• **RECORDS**:
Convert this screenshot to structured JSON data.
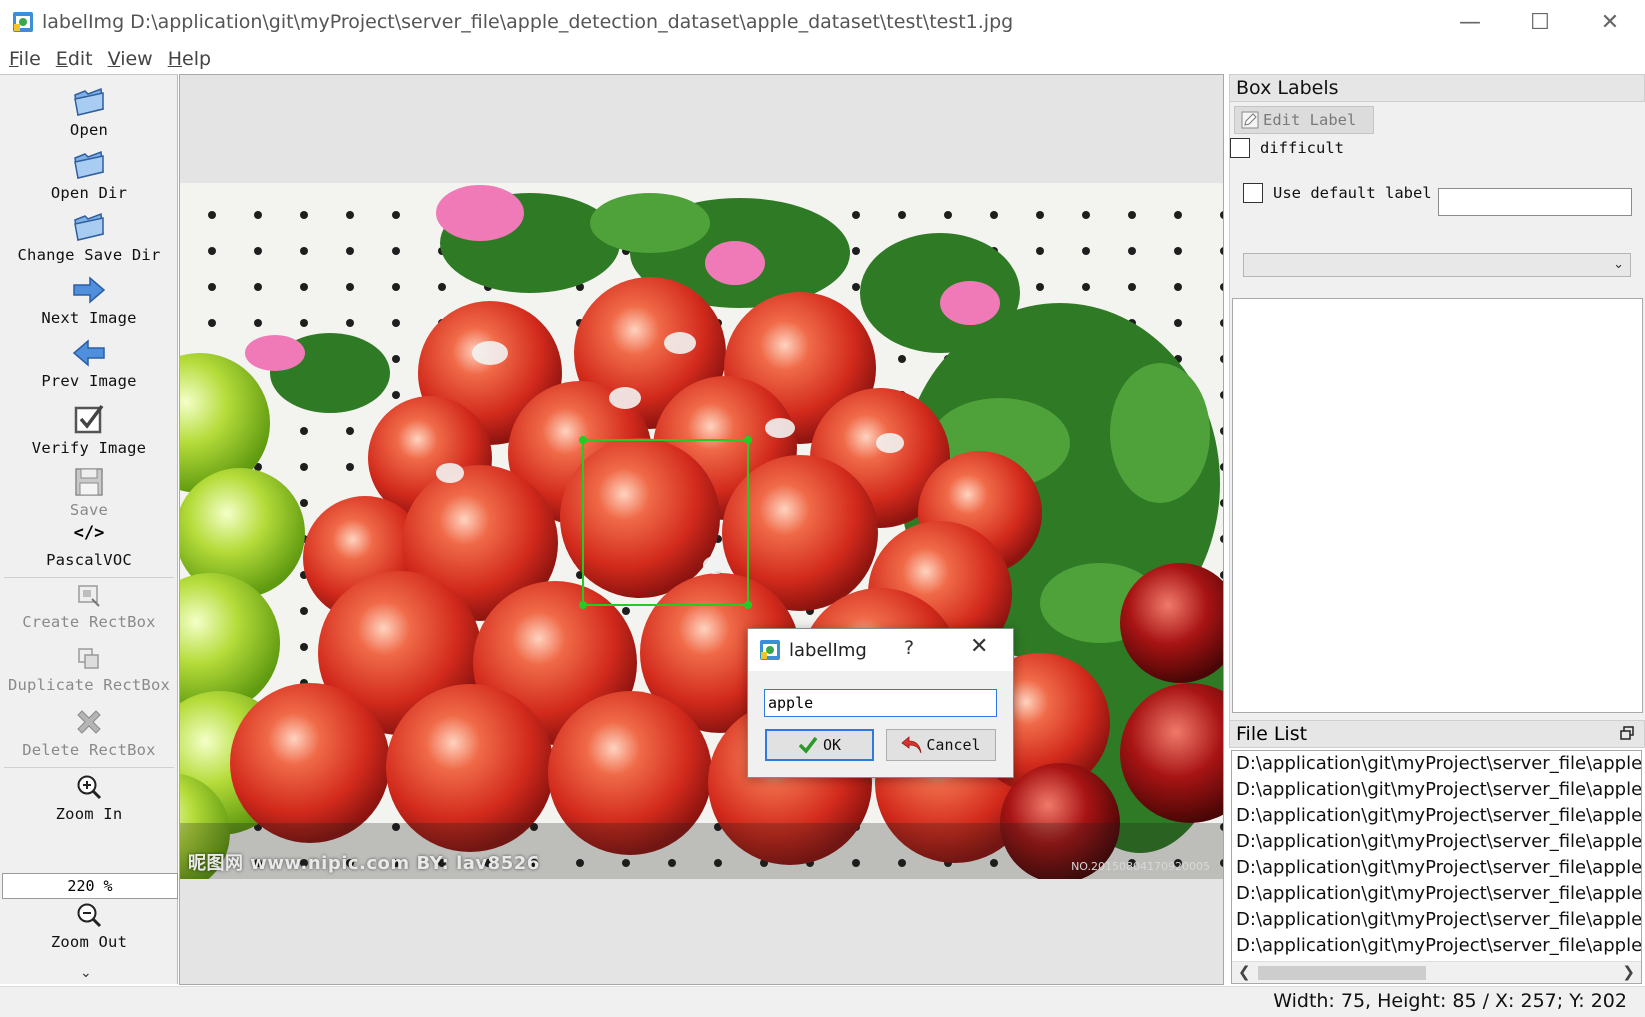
{
  "window": {
    "title": "labelImg D:\\application\\git\\myProject\\server_file\\apple_detection_dataset\\apple_dataset\\test\\test1.jpg",
    "minimize": "—",
    "maximize": "☐",
    "close": "✕"
  },
  "menu": {
    "file_u": "F",
    "file_rest": "ile",
    "edit_u": "E",
    "edit_rest": "dit",
    "view_u": "V",
    "view_rest": "iew",
    "help_u": "H",
    "help_rest": "elp"
  },
  "toolbar": {
    "open": "Open",
    "open_dir": "Open Dir",
    "change_save_dir": "Change Save Dir",
    "next_image": "Next Image",
    "prev_image": "Prev Image",
    "verify_image": "Verify Image",
    "save": "Save",
    "format_icon_text": "</>",
    "format": "PascalVOC",
    "create_rectbox": "Create RectBox",
    "duplicate_rectbox": "Duplicate RectBox",
    "delete_rectbox": "Delete RectBox",
    "zoom_in": "Zoom In",
    "zoom_value": "220 %",
    "zoom_out": "Zoom Out",
    "more": "⌄"
  },
  "canvas": {
    "watermark": "昵图网 www.nipic.com   BY: lav8526",
    "watermark_small": "NO.20150804170920005"
  },
  "dialog": {
    "title": "labelImg",
    "help": "?",
    "close": "✕",
    "input_value": "apple",
    "ok": "OK",
    "cancel": "Cancel"
  },
  "box_labels": {
    "header": "Box Labels",
    "edit_label": "Edit Label",
    "difficult": "difficult",
    "use_default_label": "Use default label",
    "default_label_value": ""
  },
  "file_list": {
    "header": "File List",
    "items": [
      "D:\\application\\git\\myProject\\server_file\\apple_d",
      "D:\\application\\git\\myProject\\server_file\\apple_d",
      "D:\\application\\git\\myProject\\server_file\\apple_d",
      "D:\\application\\git\\myProject\\server_file\\apple_d",
      "D:\\application\\git\\myProject\\server_file\\apple_d",
      "D:\\application\\git\\myProject\\server_file\\apple_d",
      "D:\\application\\git\\myProject\\server_file\\apple_d",
      "D:\\application\\git\\myProject\\server_file\\apple_d"
    ]
  },
  "status": {
    "text": "Width: 75, Height: 85 / X: 257; Y: 202"
  },
  "colors": {
    "bbox": "#22cc22",
    "dialog_focus": "#2d7be0",
    "panel_bg": "#f0f0f0"
  }
}
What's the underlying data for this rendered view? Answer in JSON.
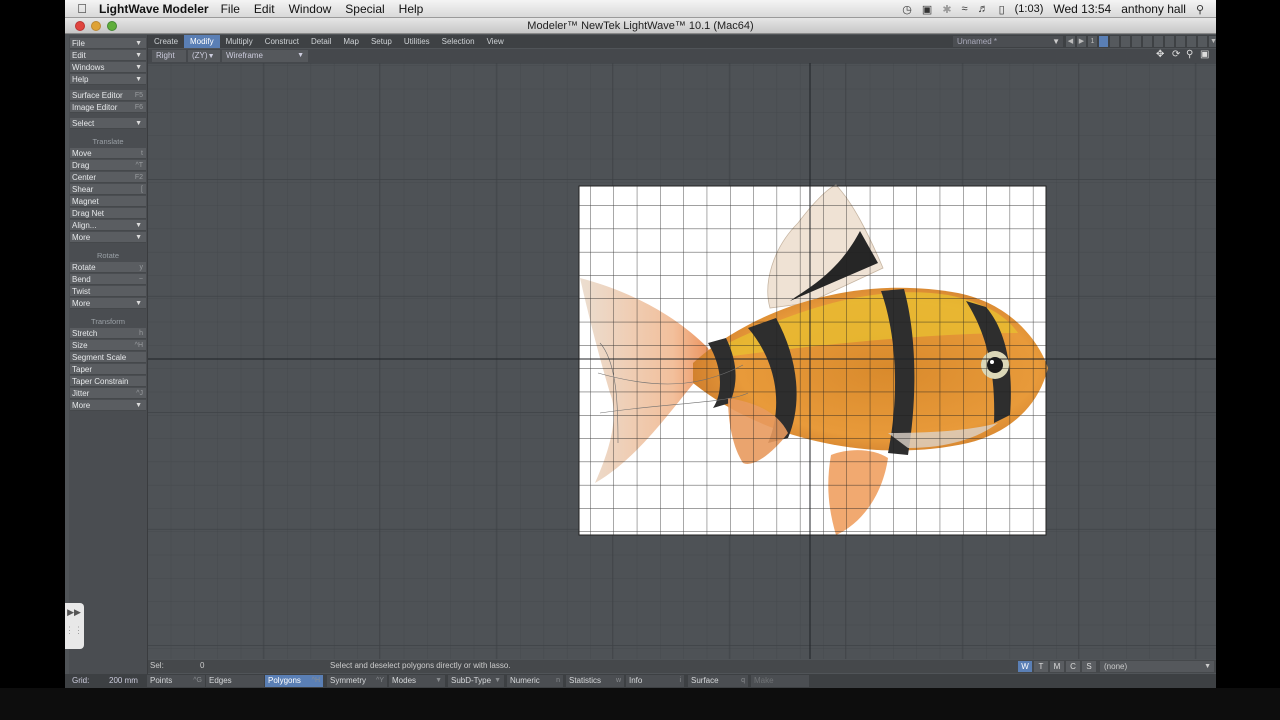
{
  "menubar": {
    "app_name": "LightWave Modeler",
    "menus": [
      "File",
      "Edit",
      "Window",
      "Special",
      "Help"
    ],
    "battery": "(1:03)",
    "clock": "Wed 13:54",
    "user": "anthony hall"
  },
  "window": {
    "title": "Modeler™ NewTek LightWave™ 10.1 (Mac64)"
  },
  "tabs": [
    "Create",
    "Modify",
    "Multiply",
    "Construct",
    "Detail",
    "Map",
    "Setup",
    "Utilities",
    "Selection",
    "View"
  ],
  "active_tab": "Modify",
  "object_name": "Unnamed *",
  "layer_number": "1",
  "viewport": {
    "view": "Right",
    "axes": "(ZY)",
    "mode": "Wireframe"
  },
  "left_panel": {
    "menus": [
      {
        "label": "File"
      },
      {
        "label": "Edit"
      },
      {
        "label": "Windows"
      },
      {
        "label": "Help"
      }
    ],
    "editors": [
      {
        "label": "Surface Editor",
        "key": "F5"
      },
      {
        "label": "Image Editor",
        "key": "F6"
      }
    ],
    "select": "Select",
    "translate": {
      "heading": "Translate",
      "items": [
        {
          "label": "Move",
          "key": "t"
        },
        {
          "label": "Drag",
          "key": "^T"
        },
        {
          "label": "Center",
          "key": "F2"
        },
        {
          "label": "Shear",
          "key": "["
        },
        {
          "label": "Magnet",
          "key": ""
        },
        {
          "label": "Drag Net",
          "key": ""
        },
        {
          "label": "Align...",
          "key": ""
        },
        {
          "label": "More",
          "key": ""
        }
      ]
    },
    "rotate": {
      "heading": "Rotate",
      "items": [
        {
          "label": "Rotate",
          "key": "y"
        },
        {
          "label": "Bend",
          "key": "~"
        },
        {
          "label": "Twist",
          "key": ""
        },
        {
          "label": "More",
          "key": ""
        }
      ]
    },
    "transform": {
      "heading": "Transform",
      "items": [
        {
          "label": "Stretch",
          "key": "h"
        },
        {
          "label": "Size",
          "key": "^H"
        },
        {
          "label": "Segment Scale",
          "key": ""
        },
        {
          "label": "Taper",
          "key": ""
        },
        {
          "label": "Taper Constrain",
          "key": ""
        },
        {
          "label": "Jitter",
          "key": "^J"
        },
        {
          "label": "More",
          "key": ""
        }
      ]
    }
  },
  "status": {
    "sel_label": "Sel:",
    "sel_value": "0",
    "hint": "Select and deselect polygons directly or with lasso.",
    "wtmcs": [
      "W",
      "T",
      "M",
      "C",
      "S"
    ],
    "surface_dropdown": "(none)",
    "grid_label": "Grid:",
    "grid_value": "200 mm",
    "points": "Points",
    "points_key": "^G",
    "edges": "Edges",
    "polygons": "Polygons",
    "polygons_key": "^H",
    "symmetry": "Symmetry",
    "symmetry_key": "^Y",
    "modes": "Modes",
    "subd_type": "SubD-Type",
    "numeric": "Numeric",
    "numeric_key": "n",
    "statistics": "Statistics",
    "statistics_key": "w",
    "info": "Info",
    "info_key": "i",
    "surface": "Surface",
    "surface_key": "q",
    "make": "Make"
  }
}
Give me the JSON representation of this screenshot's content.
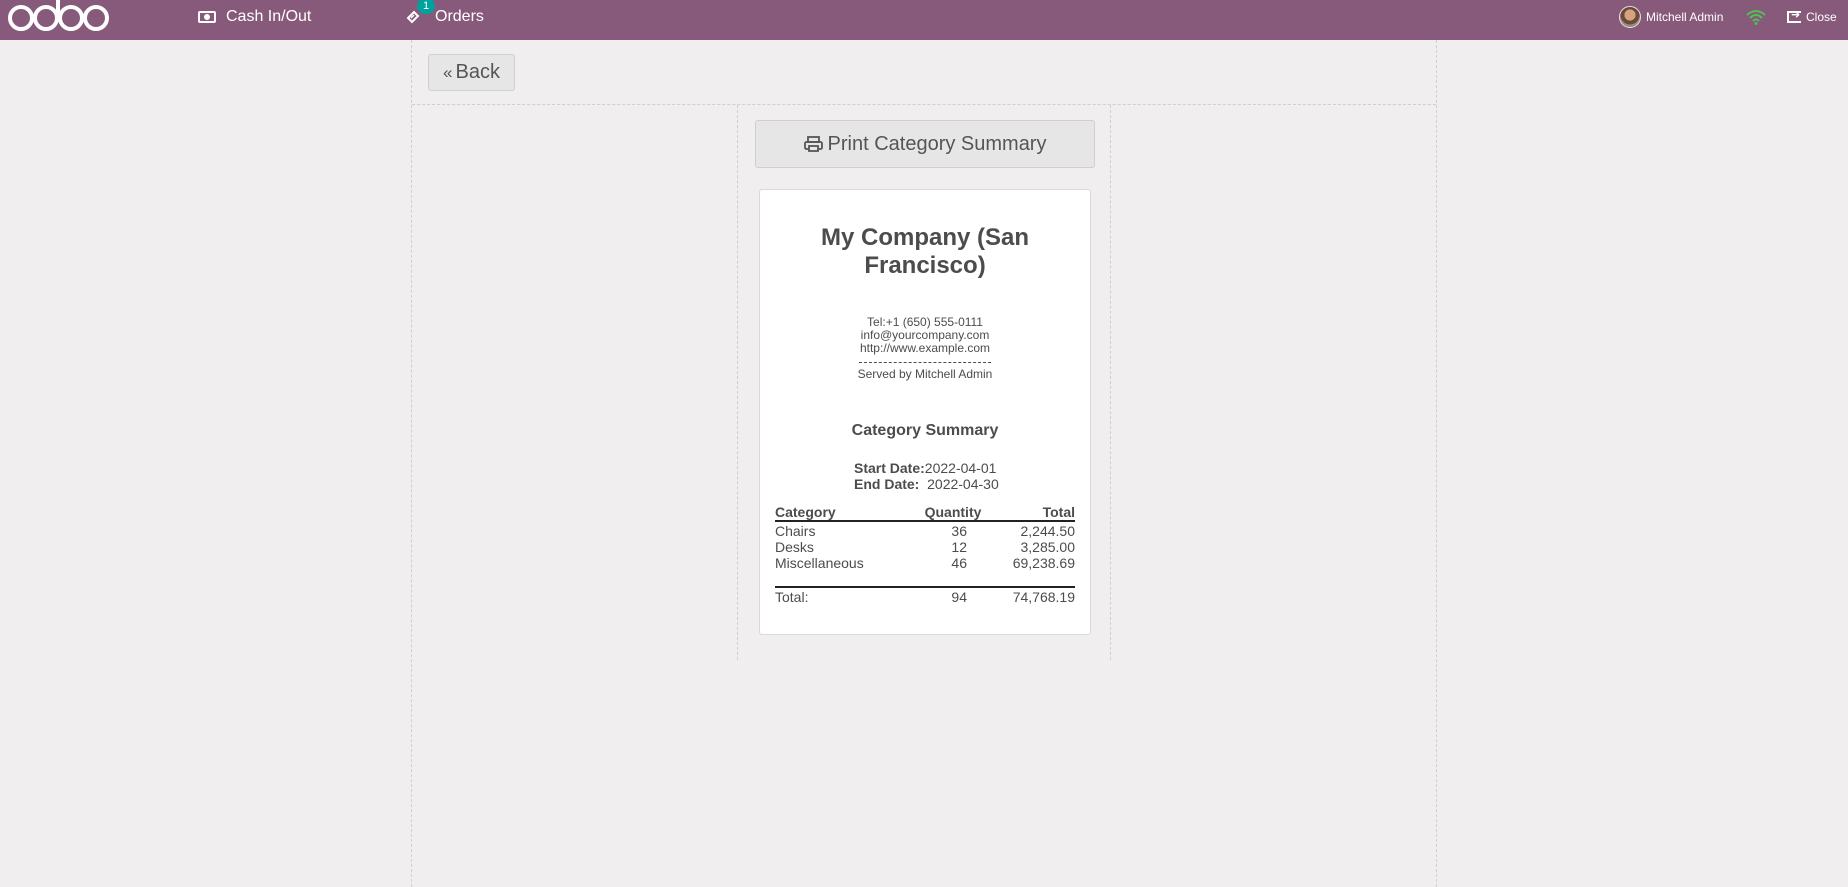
{
  "navbar": {
    "cash_label": "Cash In/Out",
    "orders_label": "Orders",
    "orders_badge": "1",
    "user_name": "Mitchell Admin",
    "close_label": "Close",
    "accent_color": "#875a7b"
  },
  "back_label": "Back",
  "print_label": "Print Category Summary",
  "receipt": {
    "company_name": "My Company (San Francisco)",
    "tel": "Tel:+1 (650) 555-0111",
    "email": "info@yourcompany.com",
    "website": "http://www.example.com",
    "served_by": "Served by Mitchell Admin",
    "title": "Category Summary",
    "start_date_label": "Start Date:",
    "start_date": "2022-04-01",
    "end_date_label": "End Date:",
    "end_date": "2022-04-30",
    "columns": [
      "Category",
      "Quantity",
      "Total"
    ],
    "rows": [
      {
        "category": "Chairs",
        "quantity": "36",
        "total": "2,244.50"
      },
      {
        "category": "Desks",
        "quantity": "12",
        "total": "3,285.00"
      },
      {
        "category": "Miscellaneous",
        "quantity": "46",
        "total": "69,238.69"
      }
    ],
    "total_label": "Total:",
    "total_quantity": "94",
    "total_amount": "74,768.19"
  }
}
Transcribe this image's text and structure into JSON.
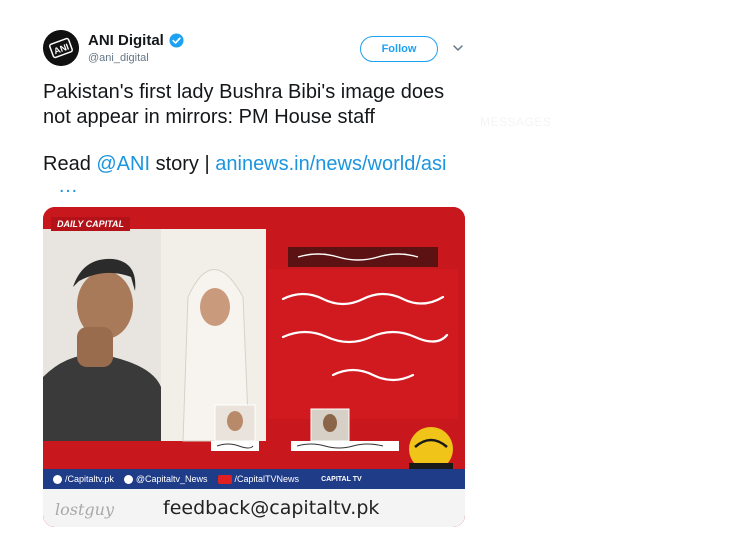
{
  "account": {
    "display_name": "ANI Digital",
    "handle": "@ani_digital",
    "avatar_text": "ANI"
  },
  "actions": {
    "follow_label": "Follow"
  },
  "tweet": {
    "line1": "Pakistan's first lady Bushra Bibi's image does",
    "line2": "not appear in mirrors: PM House staff",
    "read_prefix": "Read ",
    "mention": "@ANI",
    "read_mid": " story | ",
    "url": "aninews.in/news/world/asi",
    "ellipsis": "…"
  },
  "background": {
    "messages_label": "MESSAGES"
  },
  "media": {
    "channel_tag": "DAILY CAPITAL",
    "social": [
      "/Capitaltv.pk",
      "@Capitaltv_News",
      "/CapitalTVNews"
    ],
    "brand_label": "CAPITAL TV",
    "watermark": "lostguy",
    "feedback": "feedback@capitaltv.pk"
  },
  "colors": {
    "accent": "#1da1f2",
    "link": "#1b95e0",
    "news_red": "#c8171d",
    "news_blue": "#1f3c88"
  },
  "icons": {
    "verified": "verified-badge-icon",
    "chevron": "chevron-down-icon"
  }
}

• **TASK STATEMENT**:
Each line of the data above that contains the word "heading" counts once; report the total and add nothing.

• **SOLUTION TO THIS EXERCISE**:
3